Do you have any fun "worst show" or "worst audience member" stories?
I put up a sketch once that depended entirely on music cues. We rehearsed it once but at showtime, the tracks wouldn't play. Luckily, I was performing with improviser David Howe (Good Fight) so we made it into it's own fun scene and the tech pulled lights on an appropriate button. It actually ended up being a fun scene, and people were surprised to hear it wasn't written that way. But as a writer, it was the worst. I kind of buried that sketch even though I loved the concept- I'm just too scared to try it again.
Do you have any fun "best show" stories?
The first sketch show my parents ever came to was my first show with Taken Seriously (Robert Segovia, Katie Stone, Nathan Ehrmann). They had seen me do improv, but I was excited to have them there for one of my first major sketch shows. Incidentally, I was dressed as a huge penis in the first sketch. I forgot about this until I saw my parents at the theater. I had to go the whole show wondering if my sweet parents were spending the whole hour feeling horrified. When I came out of the green room, my dad literally had tears in his eyes and told me he didn't realize how funny I was- he had just gotten hearing aids and has a knack for slightly backhanded compliments.
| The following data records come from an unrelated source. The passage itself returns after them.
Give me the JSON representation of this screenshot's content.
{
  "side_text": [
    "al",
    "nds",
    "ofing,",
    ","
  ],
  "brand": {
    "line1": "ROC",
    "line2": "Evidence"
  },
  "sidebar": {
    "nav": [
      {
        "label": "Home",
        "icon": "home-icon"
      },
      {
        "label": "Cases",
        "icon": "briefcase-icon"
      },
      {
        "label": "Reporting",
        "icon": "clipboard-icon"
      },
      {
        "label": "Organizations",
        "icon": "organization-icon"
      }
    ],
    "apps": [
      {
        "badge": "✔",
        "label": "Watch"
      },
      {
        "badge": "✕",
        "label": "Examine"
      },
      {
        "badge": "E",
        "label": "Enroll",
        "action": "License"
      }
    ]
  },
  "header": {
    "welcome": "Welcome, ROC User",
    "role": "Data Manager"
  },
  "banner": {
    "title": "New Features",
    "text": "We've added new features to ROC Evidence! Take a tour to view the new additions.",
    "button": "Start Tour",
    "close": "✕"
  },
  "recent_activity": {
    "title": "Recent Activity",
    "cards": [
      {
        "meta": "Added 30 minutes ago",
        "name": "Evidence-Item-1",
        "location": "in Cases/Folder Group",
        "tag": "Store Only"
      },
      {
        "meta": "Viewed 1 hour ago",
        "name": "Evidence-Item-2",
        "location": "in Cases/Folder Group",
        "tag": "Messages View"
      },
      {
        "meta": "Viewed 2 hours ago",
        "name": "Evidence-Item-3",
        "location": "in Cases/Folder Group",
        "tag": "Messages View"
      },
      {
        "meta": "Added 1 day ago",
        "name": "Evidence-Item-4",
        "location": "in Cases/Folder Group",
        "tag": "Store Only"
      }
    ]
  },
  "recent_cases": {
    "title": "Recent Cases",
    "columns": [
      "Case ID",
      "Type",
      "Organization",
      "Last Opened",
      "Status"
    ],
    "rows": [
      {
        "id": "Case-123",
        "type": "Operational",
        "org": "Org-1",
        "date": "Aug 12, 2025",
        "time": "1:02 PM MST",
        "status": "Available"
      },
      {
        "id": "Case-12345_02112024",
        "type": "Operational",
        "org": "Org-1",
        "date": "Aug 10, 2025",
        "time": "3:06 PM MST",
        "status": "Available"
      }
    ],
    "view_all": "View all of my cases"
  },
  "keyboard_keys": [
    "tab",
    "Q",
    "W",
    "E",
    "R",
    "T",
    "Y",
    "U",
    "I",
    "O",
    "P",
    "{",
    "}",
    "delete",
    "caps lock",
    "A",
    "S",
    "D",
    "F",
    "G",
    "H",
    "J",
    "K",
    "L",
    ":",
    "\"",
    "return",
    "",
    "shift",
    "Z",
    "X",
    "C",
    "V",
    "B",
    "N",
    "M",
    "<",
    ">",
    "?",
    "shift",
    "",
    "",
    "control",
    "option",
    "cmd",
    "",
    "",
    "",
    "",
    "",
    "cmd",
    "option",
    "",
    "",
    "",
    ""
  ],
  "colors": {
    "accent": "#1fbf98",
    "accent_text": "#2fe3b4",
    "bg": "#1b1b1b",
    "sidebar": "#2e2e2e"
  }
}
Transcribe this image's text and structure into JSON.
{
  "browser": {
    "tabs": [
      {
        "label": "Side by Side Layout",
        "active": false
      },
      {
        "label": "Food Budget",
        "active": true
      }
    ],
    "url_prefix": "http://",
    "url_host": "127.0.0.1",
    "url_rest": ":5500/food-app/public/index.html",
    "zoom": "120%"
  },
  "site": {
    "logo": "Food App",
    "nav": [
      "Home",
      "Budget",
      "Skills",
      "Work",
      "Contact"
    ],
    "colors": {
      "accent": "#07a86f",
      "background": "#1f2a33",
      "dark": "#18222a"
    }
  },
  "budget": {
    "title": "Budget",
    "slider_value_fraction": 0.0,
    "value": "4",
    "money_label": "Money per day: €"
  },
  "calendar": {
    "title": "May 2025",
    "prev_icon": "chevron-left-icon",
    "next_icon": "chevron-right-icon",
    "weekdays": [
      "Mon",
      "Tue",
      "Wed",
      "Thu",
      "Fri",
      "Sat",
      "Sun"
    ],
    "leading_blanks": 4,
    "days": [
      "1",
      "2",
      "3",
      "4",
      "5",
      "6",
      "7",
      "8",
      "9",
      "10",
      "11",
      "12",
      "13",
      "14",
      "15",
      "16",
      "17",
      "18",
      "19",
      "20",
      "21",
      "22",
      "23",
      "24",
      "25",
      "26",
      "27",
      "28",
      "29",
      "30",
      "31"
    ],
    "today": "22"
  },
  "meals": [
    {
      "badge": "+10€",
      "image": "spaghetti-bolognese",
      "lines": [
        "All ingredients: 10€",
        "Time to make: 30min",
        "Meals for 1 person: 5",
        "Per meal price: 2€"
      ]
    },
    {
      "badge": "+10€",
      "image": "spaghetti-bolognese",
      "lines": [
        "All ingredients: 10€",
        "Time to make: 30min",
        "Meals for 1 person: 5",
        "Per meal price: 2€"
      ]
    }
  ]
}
Are there any ideas that you've had that you can't seem to make work or convince other people is actually funny.
Since college, I've had the idea for sketch where a woman is turned into the Gorton's Fisherman over night. She can't say anything but the fish sticks catchphrase and it tears her relationships apart. I've pitched it and people are usually somewhat into the idea but it always makes me laugh-cry and any actual fruition of it would definitely not be as funny as it is in my mind.
What should people interested in comedy know about performing sketch that you didn't know when you started?
CUT CUT CUT- get a director you trust who will give you hard, honest notes without making you want to give up. If you think your show is "good enough" to stage, you need to edit all of it and get a new set of eyes in there. Matt Needles is my director for I'm So Sorry and the show was clearly elevated to a whole new level once he came on board. Hiring a director is the best thing you can do for your sketch show, solo or not.
We need to increase the visibility of this article. Any suggestions for a click-bait headline?
This woman Lived with Raccoons for 5 Years, You Won't BELIEVE How She Lost 10Pounds.
What else – comedy wise – are you looking forward to this year? What do you have cooking?
I'm headed to New York in June with my improv troupe Empty Promises for the Del Close Marathons! It'll be my first time in New York as an adult and I'm really excited to explore the city with the "Sweet Boys of Austin Improv" (That's my nickname for the guys in EP and they HATE IT).